◆ WHAT TO WORK ON
Below are records. Return each one exactly as written.

(DATA FOR PROCESSING)

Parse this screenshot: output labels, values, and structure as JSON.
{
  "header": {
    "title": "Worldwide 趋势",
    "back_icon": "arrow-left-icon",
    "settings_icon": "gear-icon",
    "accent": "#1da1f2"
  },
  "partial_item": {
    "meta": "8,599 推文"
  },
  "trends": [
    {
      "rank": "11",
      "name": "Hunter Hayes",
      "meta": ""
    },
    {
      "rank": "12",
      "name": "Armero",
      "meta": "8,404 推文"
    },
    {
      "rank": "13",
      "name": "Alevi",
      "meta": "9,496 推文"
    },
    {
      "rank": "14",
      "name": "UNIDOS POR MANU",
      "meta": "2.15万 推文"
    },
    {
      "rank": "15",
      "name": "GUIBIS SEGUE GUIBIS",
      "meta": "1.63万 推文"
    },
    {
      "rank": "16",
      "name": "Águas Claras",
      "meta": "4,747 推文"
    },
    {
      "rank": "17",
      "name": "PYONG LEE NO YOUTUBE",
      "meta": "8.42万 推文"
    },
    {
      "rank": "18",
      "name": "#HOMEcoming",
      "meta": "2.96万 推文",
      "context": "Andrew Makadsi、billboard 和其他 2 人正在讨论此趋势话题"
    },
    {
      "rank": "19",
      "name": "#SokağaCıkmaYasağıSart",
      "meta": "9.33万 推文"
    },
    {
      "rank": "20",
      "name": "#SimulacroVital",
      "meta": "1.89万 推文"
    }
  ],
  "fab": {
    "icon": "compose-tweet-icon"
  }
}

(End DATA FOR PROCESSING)

◆ ANSWER TO THIS TASK
Parse this screenshot: output labels, values, and structure as JSON.
{
  "header": {
    "title": "Worldwide 趋势",
    "back_icon": "arrow-left-icon",
    "settings_icon": "gear-icon",
    "accent": "#1da1f2"
  },
  "partial_item": {
    "meta": "8,599 推文"
  },
  "trends": [
    {
      "rank": "11",
      "name": "Hunter Hayes",
      "meta": ""
    },
    {
      "rank": "12",
      "name": "Armero",
      "meta": "8,404 推文"
    },
    {
      "rank": "13",
      "name": "Alevi",
      "meta": "9,496 推文"
    },
    {
      "rank": "14",
      "name": "UNIDOS POR MANU",
      "meta": "2.15万 推文"
    },
    {
      "rank": "15",
      "name": "GUIBIS SEGUE GUIBIS",
      "meta": "1.63万 推文"
    },
    {
      "rank": "16",
      "name": "Águas Claras",
      "meta": "4,747 推文"
    },
    {
      "rank": "17",
      "name": "PYONG LEE NO YOUTUBE",
      "meta": "8.42万 推文"
    },
    {
      "rank": "18",
      "name": "#HOMEcoming",
      "meta": "2.96万 推文",
      "context": "Andrew Makadsi、billboard 和其他 2 人正在讨论此趋势话题"
    },
    {
      "rank": "19",
      "name": "#SokağaCıkmaYasağıSart",
      "meta": "9.33万 推文"
    },
    {
      "rank": "20",
      "name": "#SimulacroVital",
      "meta": "1.89万 推文"
    }
  ],
  "fab": {
    "icon": "compose-tweet-icon"
  }
}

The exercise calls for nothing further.